The Agric Ministry says it is working towards wiping out the importation of onions into the country.
This follows a report by Citi Business News which highlighted the dwindling state of Ghana’s onion industry due to high imports from neighbouring countries.
According to the report, the industry was a bustling one ten years ago.
But today, Ghana is forced to import onions from a number of African countries to feed homes and eateries across the countries.
Speaking to Citi Business News on the matter, Deputy Minister for Food and Agriculture, George Boahen Oduro expressed optimism that the use of improved seedlings under government planting for food and jobs programme will increase the yield of farmers and make them dominate the supply of onions in the market.
“Our farmers here in Ghana, don’t use improved seeds and that is why under the planting for foods and jobs we are introducing improved seeds so that the yields will go up”.
“These are the bottlenecks we have realized and are working on, so I’m sure by the next year or two, things will change if we are able to match up the yields which we get to that of other countries, then the issue of importation will stop, we have just introduced improved seeds and we will continue with it next year.”
He added that farmers in the country have already begun to reap higher yields following the use of improved seedlings.
“Now it is becoming clear farmers who are harvesting in the southern part of the country have higher yields. I visited a place and a rice farmer who previously got 150 bags, this year he got 310, so clearly, the use of improved seeds is working”.
Mr Oduro further stated that the issue of inadequate supply of onions by farmers locally will be a thing of the past.

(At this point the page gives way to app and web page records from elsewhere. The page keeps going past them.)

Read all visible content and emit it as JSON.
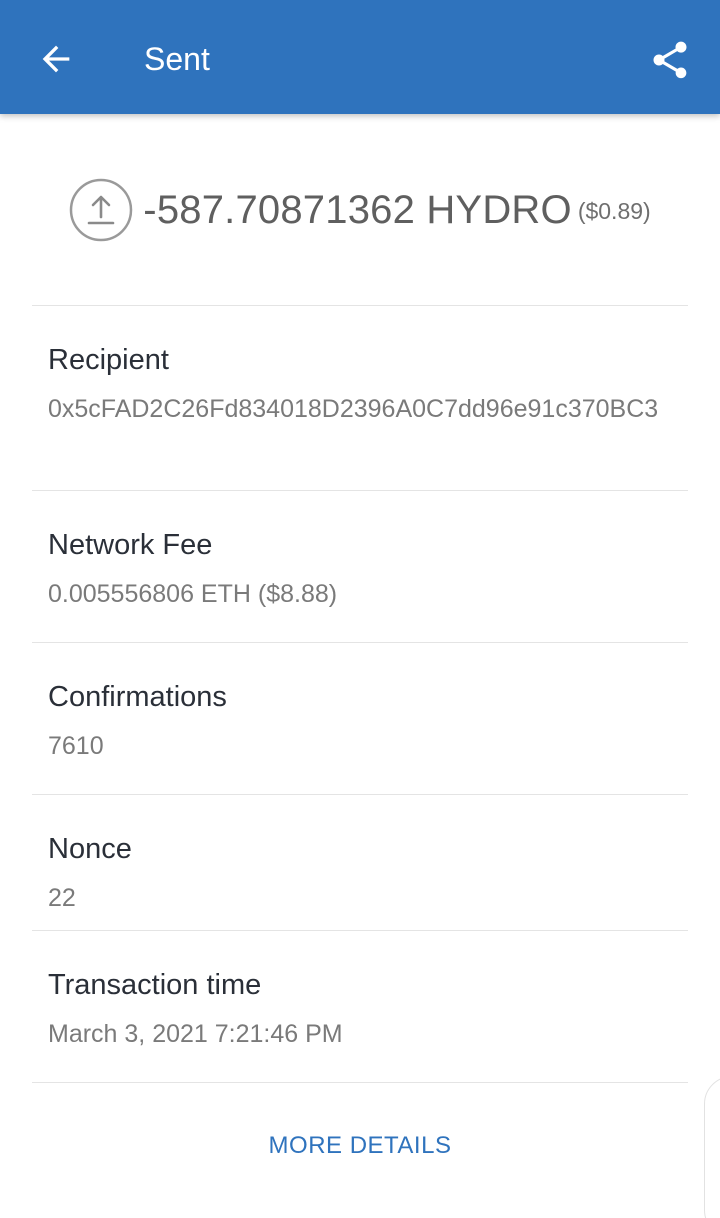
{
  "header": {
    "title": "Sent",
    "back_icon": "arrow-left-icon",
    "share_icon": "share-icon",
    "color": "#2f73bd"
  },
  "summary": {
    "icon": "upload-circle-icon",
    "amount": "-587.70871362 HYDRO",
    "fiat": "($0.89)"
  },
  "details": {
    "recipient": {
      "label": "Recipient",
      "value": "0x5cFAD2C26Fd834018D2396A0C7dd96e91c370BC3"
    },
    "network_fee": {
      "label": "Network Fee",
      "value": "0.005556806 ETH ($8.88)"
    },
    "confirmations": {
      "label": "Confirmations",
      "value": "7610"
    },
    "nonce": {
      "label": "Nonce",
      "value": "22"
    },
    "transaction_time": {
      "label": "Transaction time",
      "value": "March 3, 2021 7:21:46 PM"
    }
  },
  "actions": {
    "more_details": "MORE DETAILS"
  }
}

“It’s a demand and supply issue if you do one acre and you get 2 bags and now if you do one ache and you get 10 obviously the price will come down but you will get more money so farmers can match the price of imported ones.”